(LISTED ENTRIES Opens)
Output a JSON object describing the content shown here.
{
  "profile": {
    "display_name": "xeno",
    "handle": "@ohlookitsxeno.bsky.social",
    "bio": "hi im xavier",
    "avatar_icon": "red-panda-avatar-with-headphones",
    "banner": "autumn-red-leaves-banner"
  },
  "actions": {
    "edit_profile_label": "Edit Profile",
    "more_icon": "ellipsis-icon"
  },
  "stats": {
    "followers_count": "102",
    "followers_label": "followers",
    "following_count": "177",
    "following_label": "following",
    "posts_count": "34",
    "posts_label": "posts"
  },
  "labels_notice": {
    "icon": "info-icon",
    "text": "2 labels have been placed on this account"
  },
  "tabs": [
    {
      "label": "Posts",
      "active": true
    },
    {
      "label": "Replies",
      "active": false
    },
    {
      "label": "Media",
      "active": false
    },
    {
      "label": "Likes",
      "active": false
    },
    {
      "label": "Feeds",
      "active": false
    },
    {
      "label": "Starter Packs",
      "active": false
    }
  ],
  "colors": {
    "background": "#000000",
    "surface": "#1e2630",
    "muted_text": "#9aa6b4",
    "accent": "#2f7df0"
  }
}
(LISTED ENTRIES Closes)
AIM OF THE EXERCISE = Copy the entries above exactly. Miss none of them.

ANSWER BELOW =
Output a JSON object describing the content shown here.
{
  "profile": {
    "display_name": "xeno",
    "handle": "@ohlookitsxeno.bsky.social",
    "bio": "hi im xavier",
    "avatar_icon": "red-panda-avatar-with-headphones",
    "banner": "autumn-red-leaves-banner"
  },
  "actions": {
    "edit_profile_label": "Edit Profile",
    "more_icon": "ellipsis-icon"
  },
  "stats": {
    "followers_count": "102",
    "followers_label": "followers",
    "following_count": "177",
    "following_label": "following",
    "posts_count": "34",
    "posts_label": "posts"
  },
  "labels_notice": {
    "icon": "info-icon",
    "text": "2 labels have been placed on this account"
  },
  "tabs": [
    {
      "label": "Posts",
      "active": true
    },
    {
      "label": "Replies",
      "active": false
    },
    {
      "label": "Media",
      "active": false
    },
    {
      "label": "Likes",
      "active": false
    },
    {
      "label": "Feeds",
      "active": false
    },
    {
      "label": "Starter Packs",
      "active": false
    }
  ],
  "colors": {
    "background": "#000000",
    "surface": "#1e2630",
    "muted_text": "#9aa6b4",
    "accent": "#2f7df0"
  }
}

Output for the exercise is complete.